Vodacom-Red-VIP140x525

Matthew Burke

Matthew Burke

I always find it interesting how people think they need to reinvent the wheel. They think they can make it work better when in fact it is spinning around just nicely as it is.

The wheel I am speaking of is the Waratahs combination at five-eighth and inside centre, and the fact that it wasn’t used for the Wallabies for the opening two games of the Rugby Championship.

Publicly Kurtley Beale was happy about his selection at five-eighth and I am sure he was in his preferred position, but I wonder if privately he ever thought, “have I spent enough time in the role?”

SMH

There’s no denying he has immense talent, but what about the fact Bernard Foley occupied that role for the Waratahs all season?

Personally, I think Beale got a rough deal with his selection at five-eighth for the opening two games. Why? Because he was put in a position where you need time to be settled. It’s not like riding a bicycle.

You may say that he spent time at pivot for the Waratahs, but I argue that the majority of that time was at phase or unstructured play where it’s completely different. You’re running broken play structures, using instinct to create havoc.

So for him to run the team, I thought, was a heavy burden. On top of that there is the standard of the opposition he was facing. As it turned out, the experiment didn’t end well. Even coach Ewen McKenzie admitted he got it wrong.

So how do you learn from getting smacked like that?

The players know they didn’t deliver, so there is no use reiterating that fact. A week on, it’s about using that game as a yardstick to improve their own performance.

To understand how the speed of the game derails opposition defences. How under pressure, defensive structures fall apart. The learning continues with the accuracy of play displayed by the rampant All Blacks.

The passing was on the money every time, the kicking strategic and the targeting at the breakdown precise. Every player contributed to the effectiveness of the game plan.

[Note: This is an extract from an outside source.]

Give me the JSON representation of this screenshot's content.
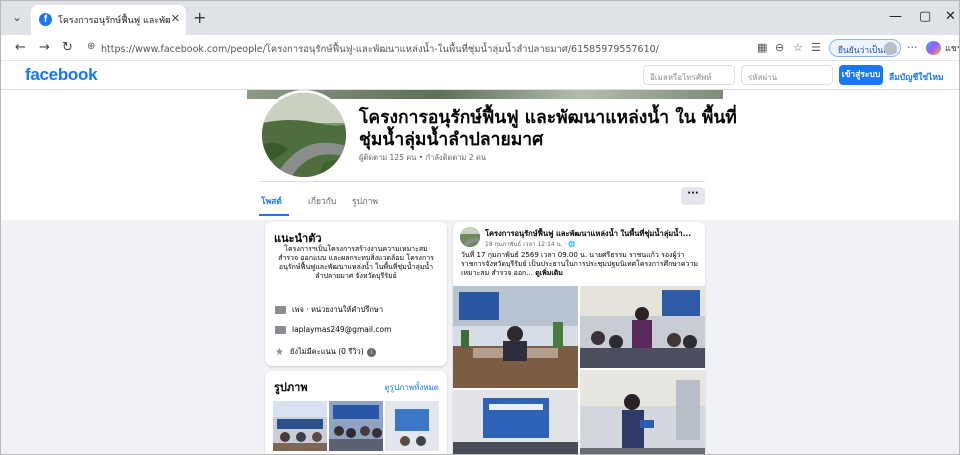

All those attributes revolve around the player wearing the No.10 jumper, the most important person on the field.

They are the ones to construct the play, make the calls and execute the game plan, controlling outcomes through their game management, and that point needs to be stressed.

If you look back through history, you can target the champion teams that had a dominant five-eighth and their partner in crime, the halfback.

If you have that strong 9/10 combination, you can control the game. The Nick Farr-Jones–Michael Lynagh and George Gregan–Stephen Larkham duos did it for the Wallabies, Justin Marshall–Andrew Mehrtens for the All Blacks and Matt Dawson–Jonny Wilkinson for England.

So it surprised me when – and I am not putting this man in the same category as the aforementioned – Wallabies selectors didn’t pick Bernard Foley as the No.10 for the opening Bledisloe Cup matches.

There is some correlation between the current Wallaby outfit and the Wallabies of 1998, who tried numerous combinations to get the right five-eighth.

The selectors settled with Larkham and paired him with the experience of Gregan. There were going to be limitations but as it turned out they were few and far between. The key was persistence, all the way to the World Cup.

Fortunately for selectors, that proved to be a master stroke. Since that partnership ended, Australian rugby hasn’t had a strong or consistent 10 – a player when you looked at them you said, I will put my trust in you.

There have been players that have occupied the role but I believe have been of the wrong ilk.

Again, selection curveballs and sometimes personality traits that became issues derailed consistency. So that’s seven years we have been floundering.

I believe a five-eighth should be of a conservative nature. One that is not easily bored by doing the same thing over and over and over again. As a mater of fact, what drives them is the clinical nature of the game and the need for the fundamentals to be spot on.

They have some show, but are not show ponies. Leave that for the blokes on the outside. That’s why, with less than 15 months to go till the World Cup, the Wallabies missed an opportunity to continue Foley in the position he dominated through the Super Rugby competition.

Everybody applauded his selection for the French Tests but not all scratched their heads at his demotion.

I would have thought the finish to the season with the Tahs after the French test would have made it a lay down misere for selection.

There is a chance now to get the bigger picture in focus. That selection would be Foley at five-eighth, Beale at inside centre and, while we’re on a roll, Nick Phipps at halfback.

One Response to The Rugby Championship: Opinion – Matthew Burke – Imperfect 10… Why Kurtley Beale isn’t the man for the Wallabies five-eighth spot

  • 1

    a supurb piece you’ve found here Nortie.
    I just happen to agree with everything Mr Burke is saying here.
    And…..after all, he show know, having had a bird’s eye view from the back, for as long as he did.
    M Steyn for the Bok No10 jersey and someone like Lambie to enter the fray in the last 10, depending on circumstances.
    10 runs the show. Ask Naas!!!!!!


SAAAC

Rugby-Talk TRC 2014

Pool Name: Rugby-Talk TRC 2014

Pool Code: shutwins

Rule: You HAVE TO BE REGISTERED (as a Subscriber here on www.rugby-talk.com) to be eligible for acceptance in the Rugby-Talk pools on SuperBru.

The Pool is now CLOSED for Applications.


Bam Advert


Bornman Graphic